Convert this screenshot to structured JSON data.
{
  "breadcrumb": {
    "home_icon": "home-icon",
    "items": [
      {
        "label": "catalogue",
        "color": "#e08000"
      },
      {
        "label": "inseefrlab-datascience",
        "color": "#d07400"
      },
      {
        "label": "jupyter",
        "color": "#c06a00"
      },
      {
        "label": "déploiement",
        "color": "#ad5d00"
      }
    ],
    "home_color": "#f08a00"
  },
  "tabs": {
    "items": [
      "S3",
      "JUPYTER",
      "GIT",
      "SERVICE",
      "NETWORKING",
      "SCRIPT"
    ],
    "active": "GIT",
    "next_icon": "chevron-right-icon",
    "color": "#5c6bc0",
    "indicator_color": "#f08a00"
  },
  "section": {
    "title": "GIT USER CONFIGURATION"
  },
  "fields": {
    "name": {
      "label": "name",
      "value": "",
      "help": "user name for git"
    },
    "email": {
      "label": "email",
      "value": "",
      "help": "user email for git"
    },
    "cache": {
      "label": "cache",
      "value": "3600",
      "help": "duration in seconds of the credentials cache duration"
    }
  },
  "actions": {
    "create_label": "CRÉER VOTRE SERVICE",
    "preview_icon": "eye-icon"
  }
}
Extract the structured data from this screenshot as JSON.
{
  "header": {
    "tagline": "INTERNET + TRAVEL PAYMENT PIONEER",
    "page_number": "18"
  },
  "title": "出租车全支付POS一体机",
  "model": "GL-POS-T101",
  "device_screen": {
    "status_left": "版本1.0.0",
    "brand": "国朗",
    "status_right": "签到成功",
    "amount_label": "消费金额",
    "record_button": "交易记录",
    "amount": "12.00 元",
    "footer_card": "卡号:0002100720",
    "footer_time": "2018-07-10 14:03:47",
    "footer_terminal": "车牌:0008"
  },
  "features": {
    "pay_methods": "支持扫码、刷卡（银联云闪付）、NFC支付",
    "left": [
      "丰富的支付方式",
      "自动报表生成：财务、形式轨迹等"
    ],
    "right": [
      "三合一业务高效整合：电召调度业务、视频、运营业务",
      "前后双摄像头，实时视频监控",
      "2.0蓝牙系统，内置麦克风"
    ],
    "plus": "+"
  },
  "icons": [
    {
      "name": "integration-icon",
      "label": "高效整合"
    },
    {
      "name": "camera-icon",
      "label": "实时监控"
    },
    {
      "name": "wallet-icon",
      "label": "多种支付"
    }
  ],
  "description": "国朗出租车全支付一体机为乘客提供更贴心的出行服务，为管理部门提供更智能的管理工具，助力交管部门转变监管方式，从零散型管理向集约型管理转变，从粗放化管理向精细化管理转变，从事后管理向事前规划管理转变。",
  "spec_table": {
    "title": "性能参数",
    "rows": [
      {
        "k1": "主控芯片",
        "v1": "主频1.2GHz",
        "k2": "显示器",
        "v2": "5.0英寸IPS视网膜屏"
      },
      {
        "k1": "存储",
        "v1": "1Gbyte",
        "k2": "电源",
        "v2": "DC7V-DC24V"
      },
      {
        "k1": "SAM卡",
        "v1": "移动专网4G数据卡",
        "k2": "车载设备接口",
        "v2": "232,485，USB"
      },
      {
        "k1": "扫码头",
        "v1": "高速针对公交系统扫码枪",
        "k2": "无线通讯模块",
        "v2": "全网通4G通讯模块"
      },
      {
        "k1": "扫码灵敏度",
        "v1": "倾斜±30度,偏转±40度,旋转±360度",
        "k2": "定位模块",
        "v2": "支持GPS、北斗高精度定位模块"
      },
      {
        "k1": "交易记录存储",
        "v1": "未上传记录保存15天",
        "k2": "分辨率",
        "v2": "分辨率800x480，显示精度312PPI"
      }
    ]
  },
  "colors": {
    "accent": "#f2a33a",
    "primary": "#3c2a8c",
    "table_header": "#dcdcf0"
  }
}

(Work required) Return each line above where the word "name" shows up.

(Solution)
    "name": {
      "label": "name",
      "help": "user name for git"
      "name": "integration-icon",
      "name": "camera-icon",
      "name": "wallet-icon",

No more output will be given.